Looking for a way in which you can get in touch with the cultural side of Cape Town, and unsure where to start? Here are some key facts around the top eight Museums in Cape Town to help in your planning for an excellent cultural experience. Any of these museums and cultural attractions can be incorporated into a Cape Town History Tour or Cape Town City Tour.
A popular destination, to say the least, Robben Island became famous during the Apartheid era when thousands of freedom fighters from South Africa were arrested and incarcerated there for many years. When visiting the island, you have the option of going on a bus tour through various heritage sites, or you can first take a walking tour through the prison before heading onto the bus. You’ll also be able to see Robert Sobukwe’s home on the island, the Lime Quarry where the prisoners laboured, and the graveyard where some of the prisoners were buried.
Built in the 17th Century, the Castle of Good Hope is known for being the oldest colonial building in South Africa. The castle replaced the original structure, built by Jan van Riebeeck when he arrived in the Cape in 1652. The structure was the focal point for the Dutch colonists taking up residence in the Cape. The Cape at the time was used as a refueling station for ships on their way to and from the east on the ‘Spice Route’. They would stop to replenish their stocks from the locally grown produce before traveling to their next destination.
Some of the activities you can expect during your visit to the Castle include a guided tour of the grounds, exhibitions in the many multipurpose rooms as well as having the opportunity to watch some of the ceremonies like the firing of the signal cannon, which takes place daily.
The District Six Museum was set up as a visual display to show what people of colour living in this area went through in the 1970s when over 60,000 people were forcibly removed during the Apartheid era. The museum offers much more as it takes you on the journey that many lived during a difficult time.
There are a number of exhibitions worth visiting when attending the museum, as well as two District Six encounters. These include specific site visits, house visits, as well as planned interactions within the Museum.
Forming part of the list of the oldest buildings in the Cape, the Slave Lodge is home to a number of cultural experiences in South African history. Used for a number of purposes, the Slave Lodge was the home of Government buildings and the Supreme Court before it became a cultural museum.
Most of the exhibitions and installations on show deal with human rights, equality and the importance of remembering the past. As time has passed, the museum curators have included newer exhibitions that aim to raise awareness of human rights globally. These exhibitions can be found on the lower level of the museum.
A vibrant and bustling area near the heart of Cape Town, Bo-kaap is situated on the slopes of Signal hill overlooking the city. The area is well-known for being home to the Cape Malay people, many of whom are direct descendants of slaves brought to the Cape by the Dutch from the east. The museum showcases the local Islamic culture which has grown in the area.
Through the many colourful houses and cobbled streets, the area itself is definitely worth a visit. The museum is currently being changed to a social museum where it can tell the story of the many people who lived in the area during the Apartheid era.

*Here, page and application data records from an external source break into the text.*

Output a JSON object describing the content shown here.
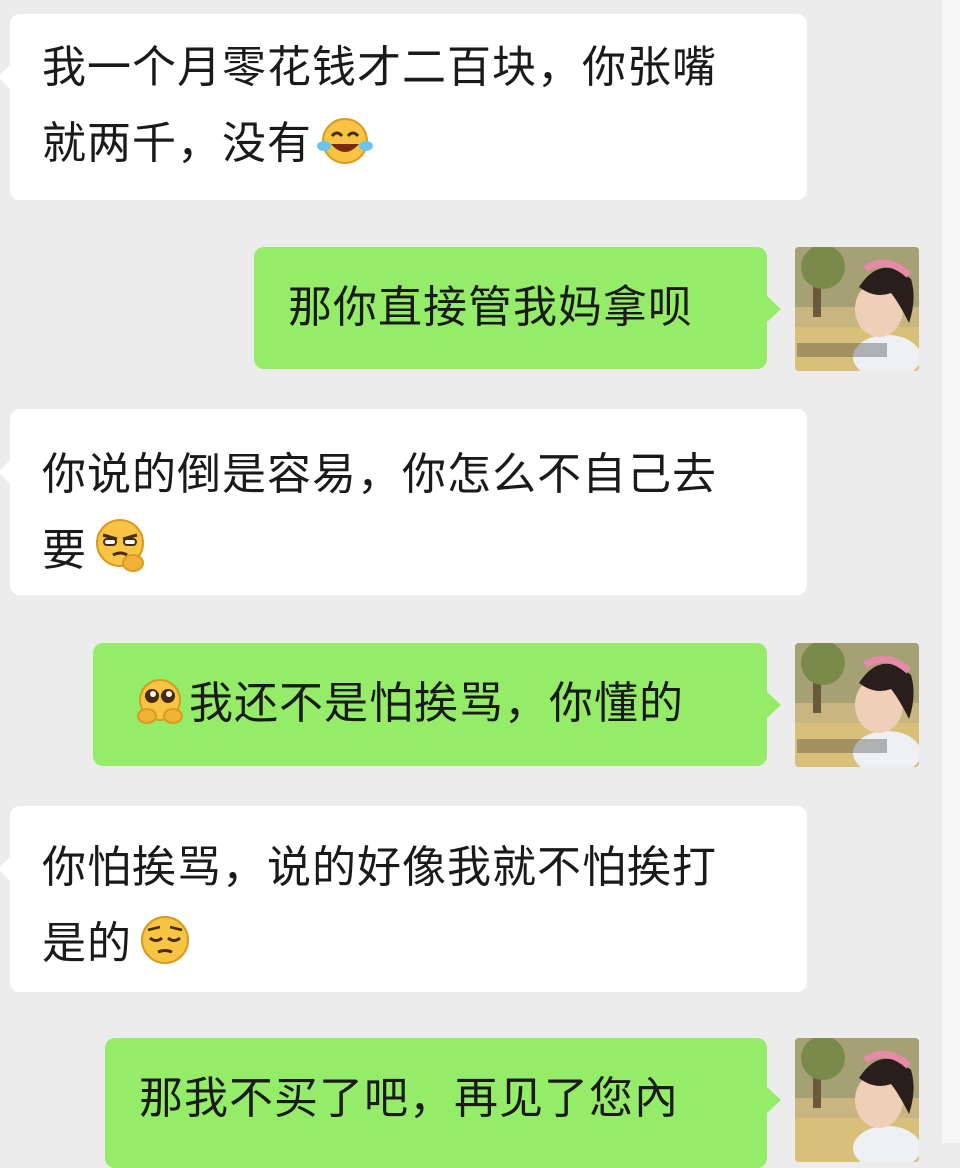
{
  "chat": {
    "messages": [
      {
        "side": "in",
        "lines": [
          "我一个月零花钱才二百块，你张嘴",
          "就两千，没有"
        ],
        "emoji": "laughing-tears-emoji"
      },
      {
        "side": "out",
        "text": "那你直接管我妈拿呗",
        "avatar": "girl-profile-avatar"
      },
      {
        "side": "in",
        "lines": [
          "你说的倒是容易，你怎么不自己去",
          "要"
        ],
        "emoji": "smirk-thinking-emoji"
      },
      {
        "side": "out",
        "text": "我还不是怕挨骂，你懂的",
        "emoji": "pleading-hands-emoji",
        "avatar": "girl-profile-avatar"
      },
      {
        "side": "in",
        "lines": [
          "你怕挨骂，说的好像我就不怕挨打",
          "是的"
        ],
        "emoji": "pensive-emoji"
      },
      {
        "side": "out",
        "text": "那我不买了吧，再见了您內",
        "avatar": "girl-profile-avatar"
      }
    ],
    "colors": {
      "background": "#ececec",
      "incoming_bubble": "#ffffff",
      "outgoing_bubble": "#95ec69",
      "text": "#1a1a1a"
    }
  }
}
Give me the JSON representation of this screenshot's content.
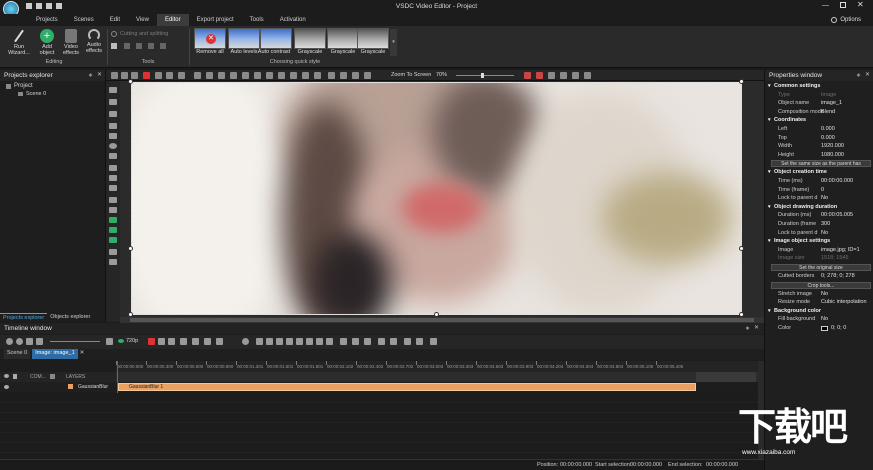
{
  "window": {
    "title": "VSDC Video Editor - Project",
    "options_label": "Options"
  },
  "menu": [
    "Projects",
    "Scenes",
    "Edit",
    "View",
    "Editor",
    "Export project",
    "Tools",
    "Activation"
  ],
  "ribbon": {
    "editing": {
      "buttons": [
        "Run Wizard...",
        "Add object",
        "Video effects",
        "Audio effects"
      ],
      "label": "Editing"
    },
    "tools": {
      "items": [
        "Cutting and splitting"
      ],
      "label": "Tools"
    },
    "quick_style": {
      "items": [
        "Remove all",
        "Auto levels",
        "Auto contrast",
        "Grayscale",
        "Grayscale",
        "Grayscale"
      ],
      "label": "Choosing quick style"
    }
  },
  "projects_explorer": {
    "title": "Projects explorer",
    "tree": [
      "Project",
      "Scene 0"
    ],
    "tabs": [
      "Projects explorer",
      "Objects explorer"
    ]
  },
  "toolbar": {
    "zoom_label": "Zoom To Screen",
    "zoom_percent": "70%"
  },
  "properties": {
    "title": "Properties window",
    "rows": [
      {
        "type": "sec",
        "k": "Common settings"
      },
      {
        "k": "Type",
        "v": "Image",
        "dim": true
      },
      {
        "k": "Object name",
        "v": "image_1"
      },
      {
        "k": "Composition mode",
        "v": "Blend"
      },
      {
        "type": "sec",
        "k": "Coordinates"
      },
      {
        "k": "Left",
        "v": "0.000"
      },
      {
        "k": "Top",
        "v": "0.000"
      },
      {
        "k": "Width",
        "v": "1920.000"
      },
      {
        "k": "Height",
        "v": "1080.000"
      },
      {
        "type": "btn",
        "k": "Set the same size as the parent has"
      },
      {
        "type": "sec",
        "k": "Object creation time"
      },
      {
        "k": "Time (ms)",
        "v": "00:00:00.000"
      },
      {
        "k": "Time (frame)",
        "v": "0"
      },
      {
        "k": "Lock to parent d",
        "v": "No"
      },
      {
        "type": "sec",
        "k": "Object drawing duration"
      },
      {
        "k": "Duration (ms)",
        "v": "00:00:05.005"
      },
      {
        "k": "Duration (frame",
        "v": "300"
      },
      {
        "k": "Lock to parent d",
        "v": "No"
      },
      {
        "type": "sec",
        "k": "Image object settings"
      },
      {
        "k": "Image",
        "v": "image.jpg; ID=1"
      },
      {
        "k": "Image size",
        "v": "1518; 1545",
        "dim": true
      },
      {
        "type": "btn",
        "k": "Set the original size"
      },
      {
        "k": "Cutted borders",
        "v": "0; 278; 0; 278"
      },
      {
        "type": "btn",
        "k": "Crop tools..."
      },
      {
        "k": "Stretch image",
        "v": "No"
      },
      {
        "k": "Resize mode",
        "v": "Cubic interpolation"
      },
      {
        "type": "sec",
        "k": "Background color"
      },
      {
        "k": "Fill background",
        "v": "No"
      },
      {
        "k": "Color",
        "v": "0; 0; 0"
      }
    ]
  },
  "timeline": {
    "title": "Timeline window",
    "resolution": "720p",
    "tabs": [
      "Scene 0",
      "Image: image_1"
    ],
    "header": [
      "COM...",
      "LAYERS"
    ],
    "track_name": "GaussianBlur",
    "clip_label": "GaussianBlur 1",
    "ruler": [
      "00:00:00.000",
      "00:00:00.300",
      "00:00:00.600",
      "00:00:00.900",
      "00:00:01.201",
      "00:00:01.501",
      "00:00:01.801",
      "00:00:02.102",
      "00:00:02.402",
      "00:00:02.702",
      "00:00:03.003",
      "00:00:03.303",
      "00:00:03.603",
      "00:00:03.903",
      "00:00:04.204",
      "00:00:04.504",
      "00:00:04.804",
      "00:00:05.105",
      "00:00:05.405"
    ]
  },
  "status": {
    "position_label": "Position:",
    "position": "00:00:00.000",
    "start_label": "Start selection:",
    "start": "00:00:00.000",
    "end_label": "End selection:",
    "end": "00:00:00.000"
  },
  "colors": {
    "accent": "#2fae6a",
    "clip": "#e8a063",
    "playhead": "#d33"
  },
  "watermark": {
    "text": "下载吧",
    "url": "www.xiazaiba.com"
  }
}
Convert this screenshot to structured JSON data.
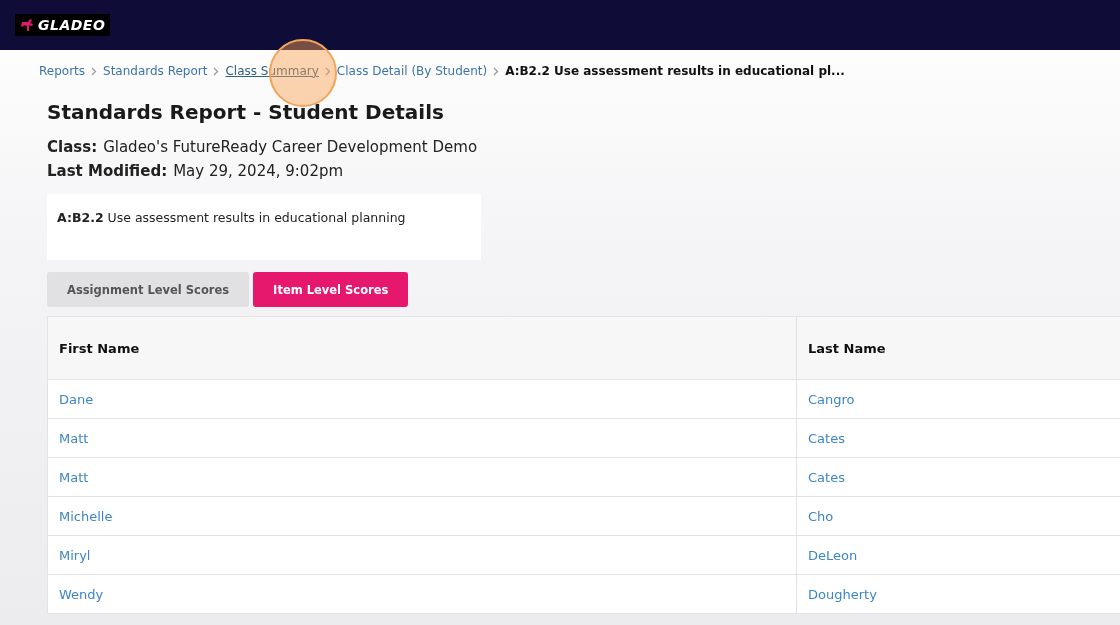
{
  "header": {
    "logo_text": "GLADEO"
  },
  "breadcrumbs": [
    {
      "label": "Reports",
      "kind": "link",
      "hovered": false
    },
    {
      "label": "Standards Report",
      "kind": "link",
      "hovered": false
    },
    {
      "label": "Class Summary",
      "kind": "link",
      "hovered": true
    },
    {
      "label": "Class Detail (By Student)",
      "kind": "link",
      "hovered": false
    },
    {
      "label": "A:B2.2 Use assessment results in educational pl...",
      "kind": "current"
    }
  ],
  "title": "Standards Report - Student Details",
  "meta": [
    {
      "label": "Class:",
      "value": "Gladeo's FutureReady Career Development Demo"
    },
    {
      "label": "Last Modified:",
      "value": "May 29, 2024, 9:02pm"
    }
  ],
  "standard": {
    "code": "A:B2.2",
    "description": "Use assessment results in educational planning"
  },
  "tabs": [
    {
      "label": "Assignment Level Scores",
      "selected": false
    },
    {
      "label": "Item Level Scores",
      "selected": true
    }
  ],
  "table": {
    "columns": [
      "First Name",
      "Last Name"
    ],
    "rows": [
      [
        "Dane",
        "Cangro"
      ],
      [
        "Matt",
        "Cates"
      ],
      [
        "Matt",
        "Cates"
      ],
      [
        "Michelle",
        "Cho"
      ],
      [
        "Miryl",
        "DeLeon"
      ],
      [
        "Wendy",
        "Dougherty"
      ]
    ]
  }
}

From walking and cultural tours to have the opportunity to experience some cultural dining, you’re bound to have a unique experience when you visit the Chavonne Battery. The museum itself focuses on telling the story of South African history through photography and displays, including a photo exhibition of the late Nelson Mandela.
Providing a unique experience for its visitors, the Cape Town Holocaust Centre honors the many people, Jewish and otherwise, who were killed during World War II and those who fell victim to Nazism. The team working at the centre spent a large amount of time putting together exhibitions that will teach people about the prejudice, racism, and xenophobia many experienced during the holocaust itself.
At the Jewish Museum, you can expect to be taken through a variety of interactive displays and audio-visual presentations through the Jewish history of the country. From a community that formed a fundamental part in the formation of South Africa, the museum is also home to a collection of Netsuke. This is miniature Japanese art.
These are just eight of the historical sites you should add to your list when planning your cultural experience around the Cape. Each of them offers a truly unique experience that will make you appreciate the hardships many experienced in South Africa and the rest of the world.